[Records contained in a dataset]
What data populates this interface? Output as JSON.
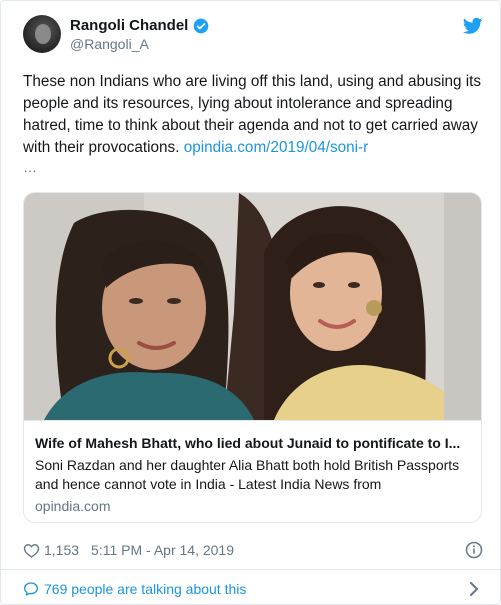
{
  "author": {
    "display_name": "Rangoli Chandel",
    "handle": "@Rangoli_A",
    "avatar_icon": "user-avatar",
    "verified_icon": "verified-badge-icon",
    "brand_icon": "twitter-bird-icon"
  },
  "tweet": {
    "text": "These non Indians who are living off this land, using and abusing its people and its resources, lying about intolerance and spreading hatred, time to think about their agenda and not to get carried away with their provocations.",
    "link_text": "opindia.com/2019/04/soni-r",
    "ellipsis": "…"
  },
  "link_card": {
    "title": "Wife of Mahesh Bhatt, who lied about Junaid to pontificate to I...",
    "description": "Soni Razdan and her daughter Alia Bhatt both hold British Passports and hence cannot vote in India - Latest India News from",
    "domain": "opindia.com"
  },
  "meta": {
    "like_count": "1,153",
    "timestamp": "5:11 PM - Apr 14, 2019"
  },
  "footer": {
    "talking_text": "769 people are talking about this"
  },
  "colors": {
    "link_blue": "#1b95e0",
    "text_primary": "#14171a",
    "text_secondary": "#657786",
    "border": "#e1e8ed"
  }
}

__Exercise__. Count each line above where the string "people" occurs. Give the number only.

__Response to the task__. 2